In trials with ten undisclosed advertisers, NBCU's Gen AI-driven ads exhibited a performance boost of 21% to 49% compared to traditional targeting methods based solely on show titles and genres. According to Lee, this enhancement stems from AI's ability to uncover non-intuitive connections between emotional themes and consumer behavior.

NBCU is now inviting advertisers to beta-test this approach, with Omnicom Media Group expressing interest in exploring its potential to unearth new insights into consumer archetypes.

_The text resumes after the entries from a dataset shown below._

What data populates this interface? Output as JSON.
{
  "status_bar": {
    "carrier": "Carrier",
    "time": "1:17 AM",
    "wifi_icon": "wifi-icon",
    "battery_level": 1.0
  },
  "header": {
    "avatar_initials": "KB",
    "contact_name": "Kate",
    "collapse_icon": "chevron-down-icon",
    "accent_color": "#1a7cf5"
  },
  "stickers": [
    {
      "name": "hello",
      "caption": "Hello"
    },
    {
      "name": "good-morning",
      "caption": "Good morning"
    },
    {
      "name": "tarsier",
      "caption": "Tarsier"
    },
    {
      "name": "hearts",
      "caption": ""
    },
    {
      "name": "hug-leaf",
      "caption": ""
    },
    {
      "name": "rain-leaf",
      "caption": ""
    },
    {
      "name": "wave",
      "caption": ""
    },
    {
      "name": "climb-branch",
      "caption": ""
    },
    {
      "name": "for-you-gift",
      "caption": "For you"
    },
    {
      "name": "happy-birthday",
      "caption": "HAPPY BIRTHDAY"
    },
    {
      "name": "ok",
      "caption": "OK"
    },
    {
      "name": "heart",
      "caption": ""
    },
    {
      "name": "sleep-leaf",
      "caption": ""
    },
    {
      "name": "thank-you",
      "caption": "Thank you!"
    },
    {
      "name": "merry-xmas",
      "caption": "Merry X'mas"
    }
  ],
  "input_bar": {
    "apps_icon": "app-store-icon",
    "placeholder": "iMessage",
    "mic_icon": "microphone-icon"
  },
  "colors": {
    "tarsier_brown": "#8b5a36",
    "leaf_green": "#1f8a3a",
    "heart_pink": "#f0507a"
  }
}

In addition to its gen AI ad initiative, NBCU announced a move to sell ads around the Summer Olympics programmatically for the first time. This initiative, unveiled at One24, aims to simplify ad buying for coveted Olympic spots, allowing advertisers to bid on Peacock ad slots through a partnership with The Trade Desk. This allows smaller agencies and advertisers unprecedented access to Olympic ad inventory.

NBCUniversal's Peacock platform is undergoing significant upgrades to enhance the viewer experience during the Olympics, including features like Virtual Concessions for in-app purchases and Multiview for streaming multiple events simultaneously. – AB
Follow Up: The Department of Justice Sues Apple
On Thursday, the U.S. Department of Justice filed a lawsuit against Apple, alleging that the company manipulates its privacy and security policies for financial gain, describing Apple's defense as an "elastic shield" that flexes to suit its business interests. Additionally, the DOJ accuses Apple of leveraging privacy claims to justify anti-competitive practices and compromising customer experience.
One X Post
Microsoft CEO Satya Nadella: "Microsoft Can Step In If OpenAI Falls"
Microsoft CEO Satya Nadella to board members:

"If OpenAl disappeared tomorrow, we have all the IP rights and all the capability. We have the people, we have the compute, we have the data, we have everything. We are below them, above them, around them."

Worth a Listen
Taking Inventory: Eric Seufert Returns To Discuss the State of the Digital Economy
Eric Seufert rejoins the podcast to discus the state of the digital economy. He covers why walled gardens are winning, the existential threats to open web, EU's battle against big tech, TikTok banning in the US, and much more.
Upcoming AdMonsters Events

Facebook   Twitter   LinkedIn